Warihío is a spoken Uto-Aztecan language with two dialects. Upland Warihío is found in the mountains of Chihuahua. River Warihío is spoken along the Mayo River in Sonora, Mexico. Together with Yaqui, Mayo and the various Tarahumara dialects, Warihío makes up the Taracahitic sub-group of the Sonoran branch of Uto-Aztecan. All field and supporting data here come from the River dialect.
This grammatical outline touches on all major aspects of River Warihío, including a brief description of its phonology, major and minor word classes, simple sentence structure, voice, and complex sentences structure. The description and analysis of voice phenomena, including passives, causatives, and applicatives, follows Shibatani´s theoretical framework. Also included is a brief section comparing some relevant aspects of Warihío grammar with Uto-Aztecan languages.

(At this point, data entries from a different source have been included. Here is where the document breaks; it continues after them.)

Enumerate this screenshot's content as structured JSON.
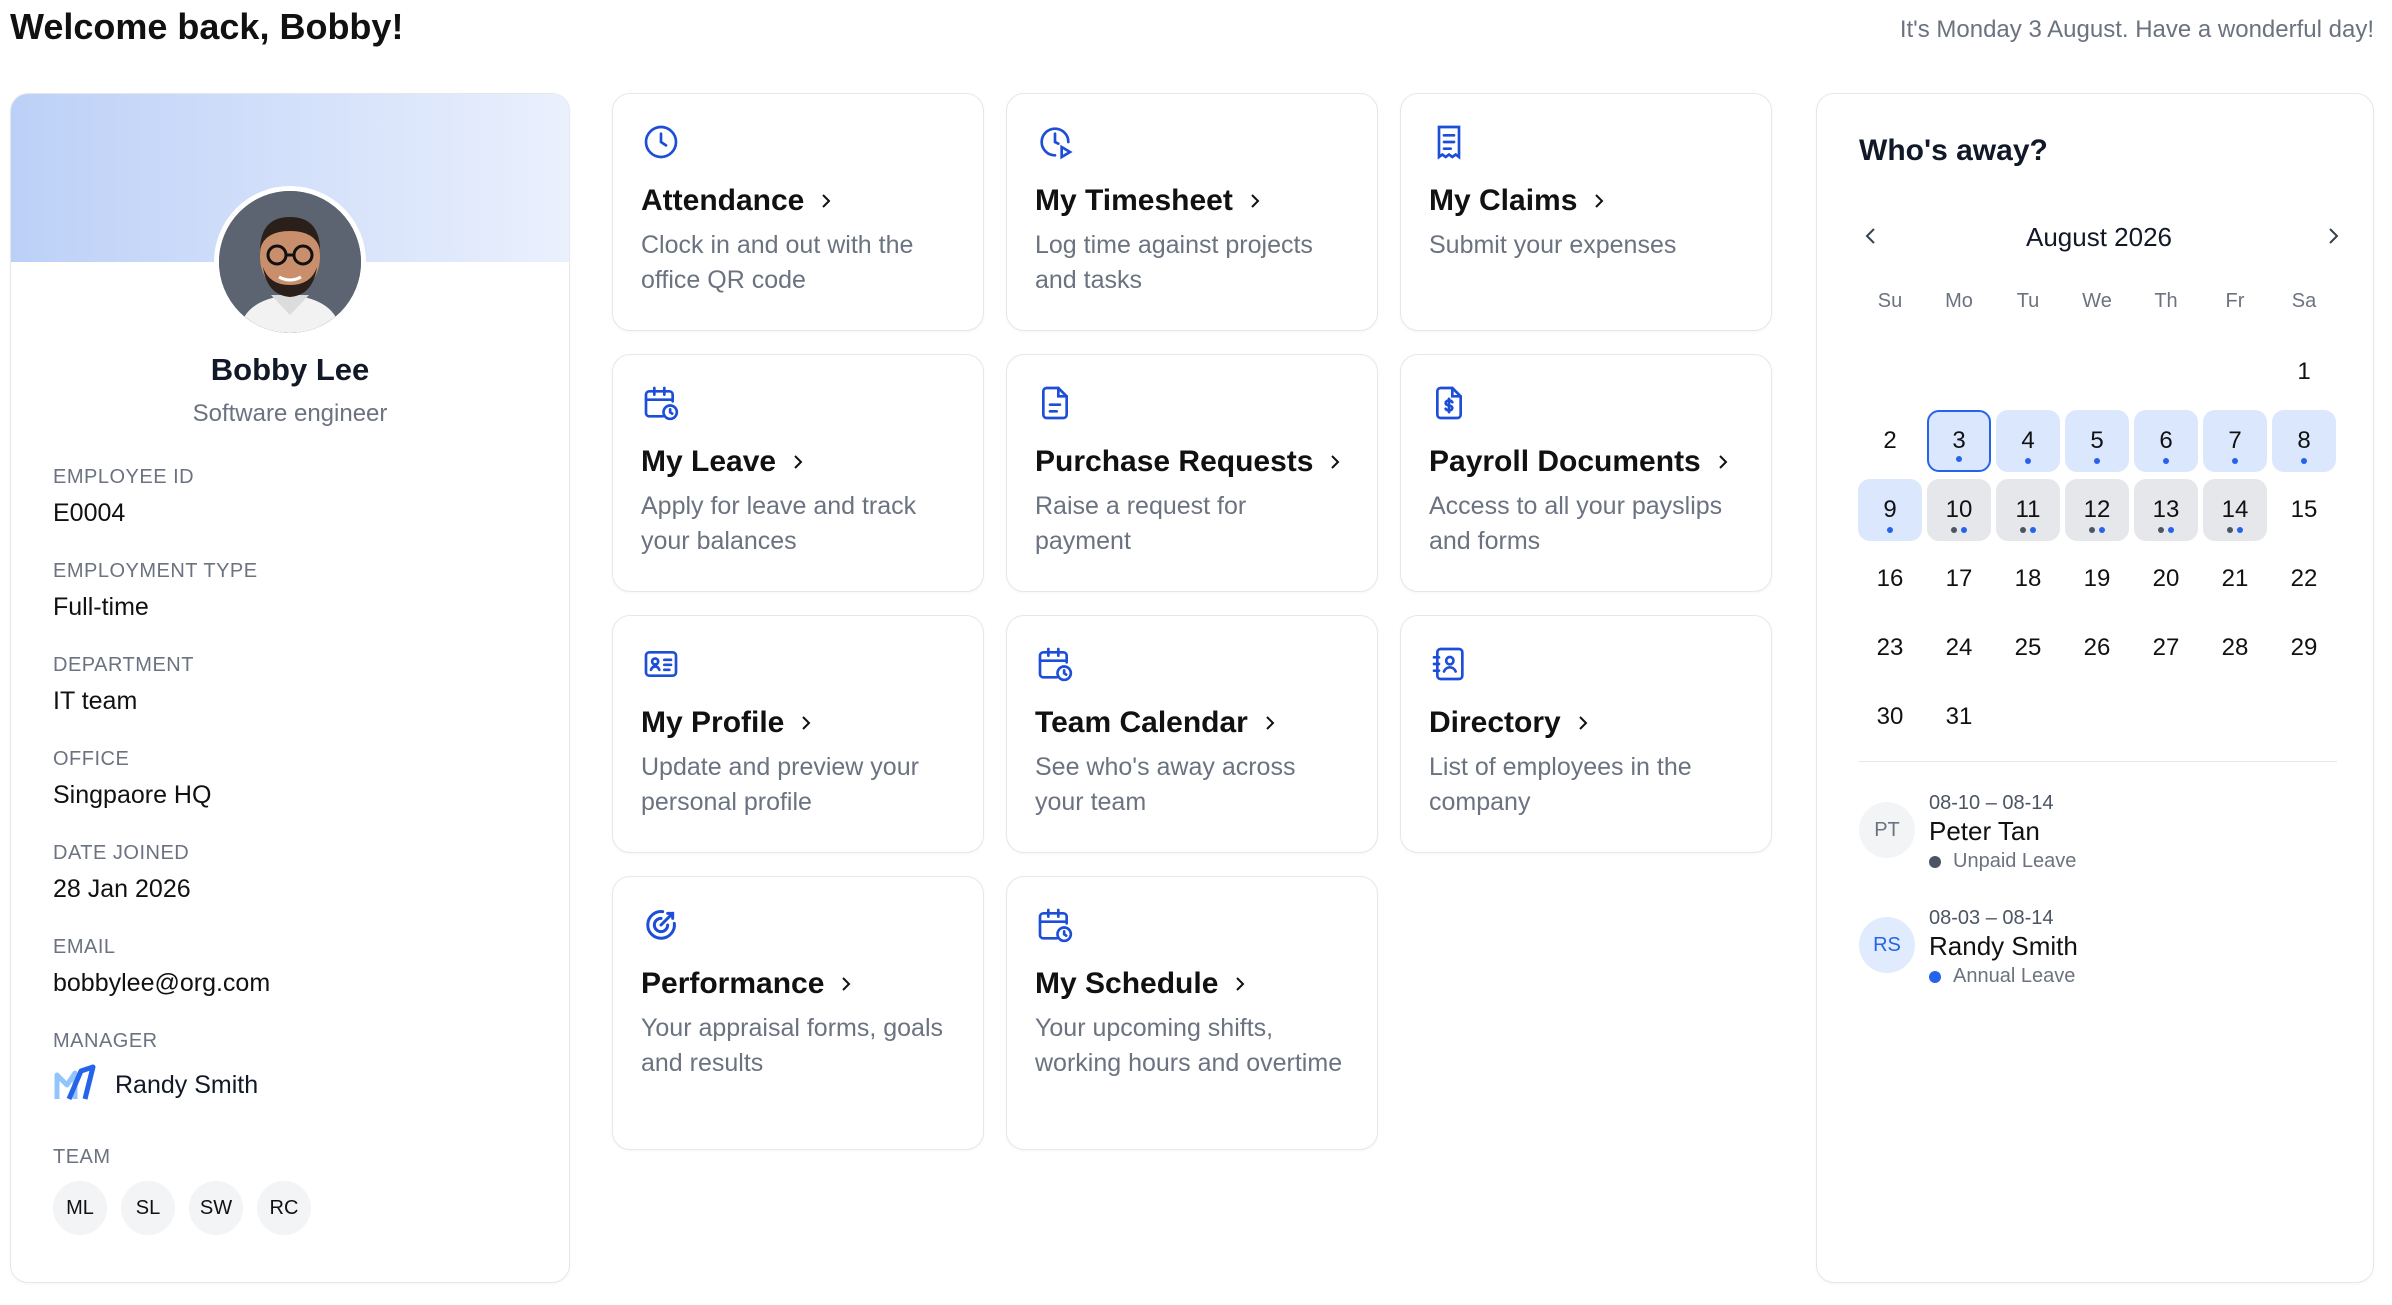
{
  "header": {
    "title": "Welcome back, Bobby!",
    "greeting": "It's Monday 3 August. Have a wonderful day!"
  },
  "profile": {
    "name": "Bobby Lee",
    "role": "Software engineer",
    "fields": {
      "employee_id": {
        "label": "EMPLOYEE ID",
        "value": "E0004"
      },
      "employment_type": {
        "label": "EMPLOYMENT TYPE",
        "value": "Full-time"
      },
      "department": {
        "label": "DEPARTMENT",
        "value": "IT team"
      },
      "office": {
        "label": "OFFICE",
        "value": "Singpaore HQ"
      },
      "date_joined": {
        "label": "DATE JOINED",
        "value": "28 Jan 2026"
      },
      "email": {
        "label": "EMAIL",
        "value": "bobbylee@org.com"
      }
    },
    "manager": {
      "label": "MANAGER",
      "name": "Randy Smith"
    },
    "team": {
      "label": "TEAM",
      "members": [
        "ML",
        "SL",
        "SW",
        "RC"
      ]
    }
  },
  "tiles": [
    {
      "icon": "clock-icon",
      "title": "Attendance",
      "desc": "Clock in and out with the office QR code"
    },
    {
      "icon": "clock-play-icon",
      "title": "My Timesheet",
      "desc": "Log time against projects and tasks"
    },
    {
      "icon": "receipt-icon",
      "title": "My Claims",
      "desc": "Submit your expenses"
    },
    {
      "icon": "calendar-clock-icon",
      "title": "My Leave",
      "desc": "Apply for leave and track your balances"
    },
    {
      "icon": "document-icon",
      "title": "Purchase Requests",
      "desc": "Raise a request for payment"
    },
    {
      "icon": "dollar-document-icon",
      "title": "Payroll Documents",
      "desc": "Access to all your payslips and forms"
    },
    {
      "icon": "id-card-icon",
      "title": "My Profile",
      "desc": "Update and preview your personal profile"
    },
    {
      "icon": "calendar-clock-icon",
      "title": "Team Calendar",
      "desc": "See who's away across your team"
    },
    {
      "icon": "contact-book-icon",
      "title": "Directory",
      "desc": "List of employees in the company"
    },
    {
      "icon": "target-icon",
      "title": "Performance",
      "desc": "Your appraisal forms, goals and results"
    },
    {
      "icon": "calendar-clock-icon",
      "title": "My Schedule",
      "desc": "Your upcoming shifts, working hours and overtime"
    }
  ],
  "calendar": {
    "heading": "Who's away?",
    "month": "August 2026",
    "weekdays": [
      "Su",
      "Mo",
      "Tu",
      "We",
      "Th",
      "Fr",
      "Sa"
    ],
    "first_weekday_index": 6,
    "days_in_month": 31,
    "selected_day": 3,
    "highlight_colors": {
      "blue": "#dbe7fd",
      "gray": "#e5e7eb",
      "selected_border": "#2563eb"
    },
    "marked_days": [
      {
        "day": 3,
        "style": "selected",
        "dots": [
          "b"
        ]
      },
      {
        "day": 4,
        "style": "blue",
        "dots": [
          "b"
        ]
      },
      {
        "day": 5,
        "style": "blue",
        "dots": [
          "b"
        ]
      },
      {
        "day": 6,
        "style": "blue",
        "dots": [
          "b"
        ]
      },
      {
        "day": 7,
        "style": "blue",
        "dots": [
          "b"
        ]
      },
      {
        "day": 8,
        "style": "blue",
        "dots": [
          "b"
        ]
      },
      {
        "day": 9,
        "style": "blue",
        "dots": [
          "b"
        ]
      },
      {
        "day": 10,
        "style": "gray",
        "dots": [
          "g",
          "b"
        ]
      },
      {
        "day": 11,
        "style": "gray",
        "dots": [
          "g",
          "b"
        ]
      },
      {
        "day": 12,
        "style": "gray",
        "dots": [
          "g",
          "b"
        ]
      },
      {
        "day": 13,
        "style": "gray",
        "dots": [
          "g",
          "b"
        ]
      },
      {
        "day": 14,
        "style": "gray",
        "dots": [
          "g",
          "b"
        ]
      }
    ]
  },
  "away_list": [
    {
      "initials": "PT",
      "dates": "08-10 – 08-14",
      "name": "Peter Tan",
      "type": "Unpaid Leave",
      "dot_color": "#4b5563",
      "avatar_bg": "#f3f4f6",
      "avatar_fg": "#6b7280"
    },
    {
      "initials": "RS",
      "dates": "08-03 – 08-14",
      "name": "Randy Smith",
      "type": "Annual Leave",
      "dot_color": "#2563eb",
      "avatar_bg": "#e0ebfd",
      "avatar_fg": "#2563eb"
    }
  ]
}
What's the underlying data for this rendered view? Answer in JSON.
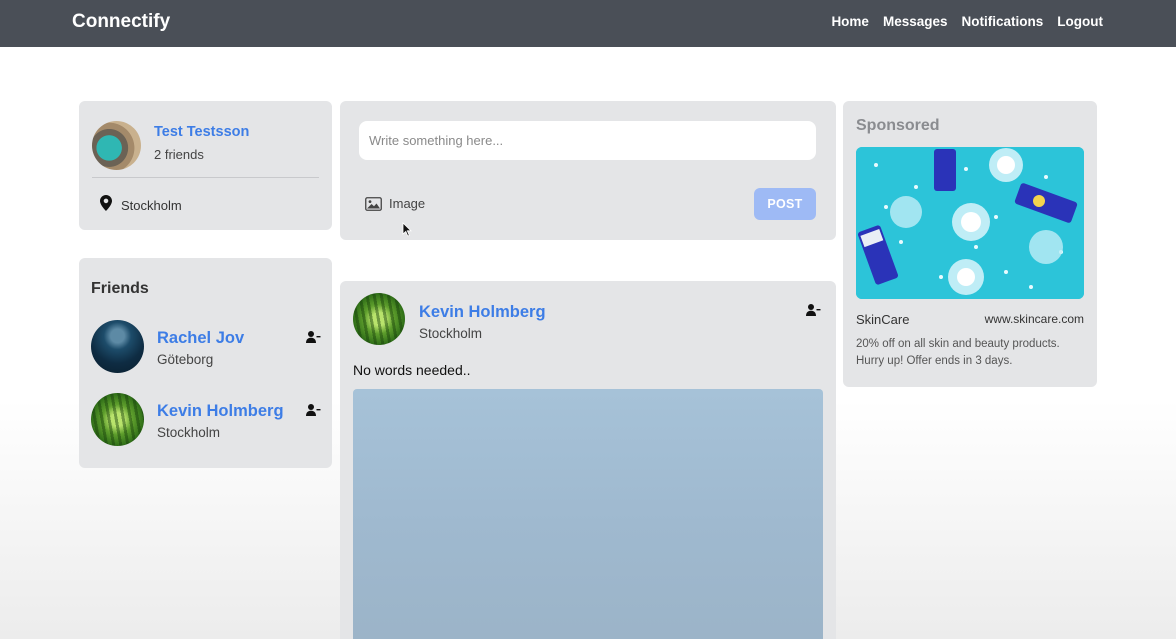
{
  "brand": "Connectify",
  "nav": [
    "Home",
    "Messages",
    "Notifications",
    "Logout"
  ],
  "profile": {
    "name": "Test Testsson",
    "friends_count": "2 friends",
    "location": "Stockholm"
  },
  "composer": {
    "placeholder": "Write something here...",
    "image_label": "Image",
    "post_label": "POST"
  },
  "friends": {
    "title": "Friends",
    "items": [
      {
        "name": "Rachel Jov",
        "location": "Göteborg"
      },
      {
        "name": "Kevin Holmberg",
        "location": "Stockholm"
      }
    ]
  },
  "post": {
    "author": "Kevin Holmberg",
    "location": "Stockholm",
    "text": "No words needed.."
  },
  "sponsored": {
    "title": "Sponsored",
    "brand": "SkinCare",
    "url": "www.skincare.com",
    "description": "20% off on all skin and beauty products. Hurry up! Offer ends in 3 days."
  },
  "colors": {
    "navbar": "#4a4f57",
    "link": "#3d7de6",
    "card": "#e4e5e7",
    "post_button": "#9ebaf5"
  }
}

The author received his Bachelor and Master degrees in Linguistics from the Universidad de Sonora, México. His Master’s Thesis was on Yaqui Grammatical Relations. He received a Ph.D. in Linguistics from Rice University. The author has published several articles on Warihío, and Yaqui grammatical and information structures.